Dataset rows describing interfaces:
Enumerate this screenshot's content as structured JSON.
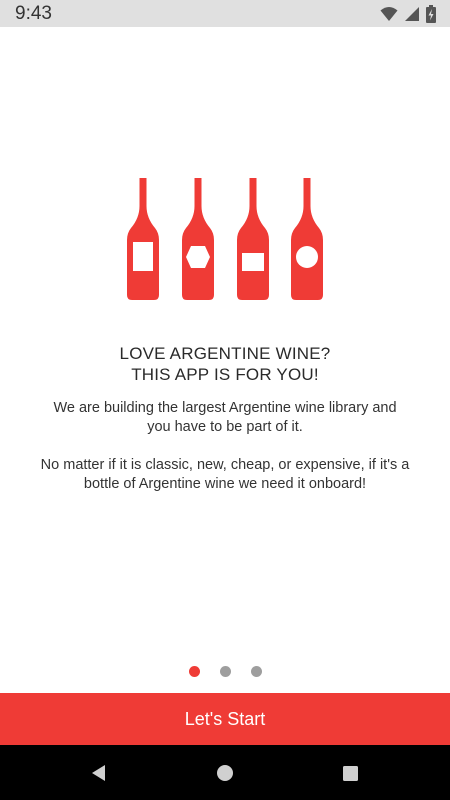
{
  "status_bar": {
    "time": "9:43",
    "icons": [
      "wifi-icon",
      "signal-icon",
      "battery-icon"
    ]
  },
  "illustration": {
    "bottles": [
      {
        "label_shape": "rectangle"
      },
      {
        "label_shape": "hexagon"
      },
      {
        "label_shape": "square"
      },
      {
        "label_shape": "circle"
      }
    ],
    "color": "#ef3b36"
  },
  "onboarding": {
    "headline_line1": "LOVE ARGENTINE WINE?",
    "headline_line2": "THIS APP IS FOR YOU!",
    "paragraph1": "We are building the largest Argentine wine library and you have to be part of it.",
    "paragraph2": "No matter if it is classic, new, cheap, or expensive, if it's a bottle of Argentine wine we need it onboard!",
    "page_count": 3,
    "current_page": 1
  },
  "start_button": {
    "label": "Let's Start"
  },
  "nav_bar": {
    "buttons": [
      "back-icon",
      "home-icon",
      "recents-icon"
    ]
  },
  "colors": {
    "accent": "#ef3b36",
    "status_bar_bg": "#e0e0e0",
    "dot_inactive": "#9e9e9e"
  }
}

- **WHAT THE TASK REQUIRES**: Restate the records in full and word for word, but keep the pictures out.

- **FINAL ANSWER**:
Enumerate this screenshot's content as structured JSON.
{
  "status_bar": {
    "time": "9:43",
    "icons": [
      "wifi-icon",
      "signal-icon",
      "battery-icon"
    ]
  },
  "illustration": {
    "bottles": [
      {
        "label_shape": "rectangle"
      },
      {
        "label_shape": "hexagon"
      },
      {
        "label_shape": "square"
      },
      {
        "label_shape": "circle"
      }
    ],
    "color": "#ef3b36"
  },
  "onboarding": {
    "headline_line1": "LOVE ARGENTINE WINE?",
    "headline_line2": "THIS APP IS FOR YOU!",
    "paragraph1": "We are building the largest Argentine wine library and you have to be part of it.",
    "paragraph2": "No matter if it is classic, new, cheap, or expensive, if it's a bottle of Argentine wine we need it onboard!",
    "page_count": 3,
    "current_page": 1
  },
  "start_button": {
    "label": "Let's Start"
  },
  "nav_bar": {
    "buttons": [
      "back-icon",
      "home-icon",
      "recents-icon"
    ]
  },
  "colors": {
    "accent": "#ef3b36",
    "status_bar_bg": "#e0e0e0",
    "dot_inactive": "#9e9e9e"
  }
}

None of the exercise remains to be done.